THE INPUT:
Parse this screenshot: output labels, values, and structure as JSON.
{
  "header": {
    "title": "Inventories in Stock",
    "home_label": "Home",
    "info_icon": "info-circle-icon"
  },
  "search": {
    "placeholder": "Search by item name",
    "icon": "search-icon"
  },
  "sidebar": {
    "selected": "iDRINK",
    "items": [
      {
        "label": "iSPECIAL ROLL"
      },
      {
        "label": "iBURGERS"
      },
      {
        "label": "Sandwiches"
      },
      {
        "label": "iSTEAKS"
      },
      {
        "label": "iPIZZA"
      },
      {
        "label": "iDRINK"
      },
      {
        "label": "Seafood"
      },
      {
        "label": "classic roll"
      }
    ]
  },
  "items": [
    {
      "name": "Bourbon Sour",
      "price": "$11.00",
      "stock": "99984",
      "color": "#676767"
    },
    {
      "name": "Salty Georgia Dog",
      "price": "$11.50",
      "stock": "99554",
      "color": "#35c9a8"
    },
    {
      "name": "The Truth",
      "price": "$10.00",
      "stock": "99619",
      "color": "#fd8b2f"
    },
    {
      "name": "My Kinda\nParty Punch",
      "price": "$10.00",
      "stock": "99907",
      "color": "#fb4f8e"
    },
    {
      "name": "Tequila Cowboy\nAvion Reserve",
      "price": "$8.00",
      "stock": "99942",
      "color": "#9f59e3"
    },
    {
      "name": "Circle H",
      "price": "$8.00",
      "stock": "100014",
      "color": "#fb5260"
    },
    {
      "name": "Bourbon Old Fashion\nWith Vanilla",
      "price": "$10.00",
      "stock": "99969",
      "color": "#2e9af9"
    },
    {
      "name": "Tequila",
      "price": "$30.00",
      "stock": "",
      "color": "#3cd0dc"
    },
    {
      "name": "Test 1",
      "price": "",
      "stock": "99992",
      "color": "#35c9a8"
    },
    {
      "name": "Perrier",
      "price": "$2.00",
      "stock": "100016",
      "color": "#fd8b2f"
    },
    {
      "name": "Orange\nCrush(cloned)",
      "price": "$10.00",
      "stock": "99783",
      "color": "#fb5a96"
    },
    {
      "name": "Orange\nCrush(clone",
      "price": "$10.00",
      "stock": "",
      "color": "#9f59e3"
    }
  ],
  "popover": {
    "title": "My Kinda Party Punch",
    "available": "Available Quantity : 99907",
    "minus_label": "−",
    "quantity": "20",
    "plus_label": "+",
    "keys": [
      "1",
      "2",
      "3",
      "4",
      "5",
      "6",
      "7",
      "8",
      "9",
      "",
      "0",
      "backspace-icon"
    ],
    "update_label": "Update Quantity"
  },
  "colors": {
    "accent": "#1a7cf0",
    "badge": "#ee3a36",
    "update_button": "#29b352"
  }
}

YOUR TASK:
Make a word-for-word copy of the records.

SOLUTION:
Parse this screenshot: output labels, values, and structure as JSON.
{
  "header": {
    "title": "Inventories in Stock",
    "home_label": "Home",
    "info_icon": "info-circle-icon"
  },
  "search": {
    "placeholder": "Search by item name",
    "icon": "search-icon"
  },
  "sidebar": {
    "selected": "iDRINK",
    "items": [
      {
        "label": "iSPECIAL ROLL"
      },
      {
        "label": "iBURGERS"
      },
      {
        "label": "Sandwiches"
      },
      {
        "label": "iSTEAKS"
      },
      {
        "label": "iPIZZA"
      },
      {
        "label": "iDRINK"
      },
      {
        "label": "Seafood"
      },
      {
        "label": "classic roll"
      }
    ]
  },
  "items": [
    {
      "name": "Bourbon Sour",
      "price": "$11.00",
      "stock": "99984",
      "color": "#676767"
    },
    {
      "name": "Salty Georgia Dog",
      "price": "$11.50",
      "stock": "99554",
      "color": "#35c9a8"
    },
    {
      "name": "The Truth",
      "price": "$10.00",
      "stock": "99619",
      "color": "#fd8b2f"
    },
    {
      "name": "My Kinda\nParty Punch",
      "price": "$10.00",
      "stock": "99907",
      "color": "#fb4f8e"
    },
    {
      "name": "Tequila Cowboy\nAvion Reserve",
      "price": "$8.00",
      "stock": "99942",
      "color": "#9f59e3"
    },
    {
      "name": "Circle H",
      "price": "$8.00",
      "stock": "100014",
      "color": "#fb5260"
    },
    {
      "name": "Bourbon Old Fashion\nWith Vanilla",
      "price": "$10.00",
      "stock": "99969",
      "color": "#2e9af9"
    },
    {
      "name": "Tequila",
      "price": "$30.00",
      "stock": "",
      "color": "#3cd0dc"
    },
    {
      "name": "Test 1",
      "price": "",
      "stock": "99992",
      "color": "#35c9a8"
    },
    {
      "name": "Perrier",
      "price": "$2.00",
      "stock": "100016",
      "color": "#fd8b2f"
    },
    {
      "name": "Orange\nCrush(cloned)",
      "price": "$10.00",
      "stock": "99783",
      "color": "#fb5a96"
    },
    {
      "name": "Orange\nCrush(clone",
      "price": "$10.00",
      "stock": "",
      "color": "#9f59e3"
    }
  ],
  "popover": {
    "title": "My Kinda Party Punch",
    "available": "Available Quantity : 99907",
    "minus_label": "−",
    "quantity": "20",
    "plus_label": "+",
    "keys": [
      "1",
      "2",
      "3",
      "4",
      "5",
      "6",
      "7",
      "8",
      "9",
      "",
      "0",
      "backspace-icon"
    ],
    "update_label": "Update Quantity"
  },
  "colors": {
    "accent": "#1a7cf0",
    "badge": "#ee3a36",
    "update_button": "#29b352"
  }
}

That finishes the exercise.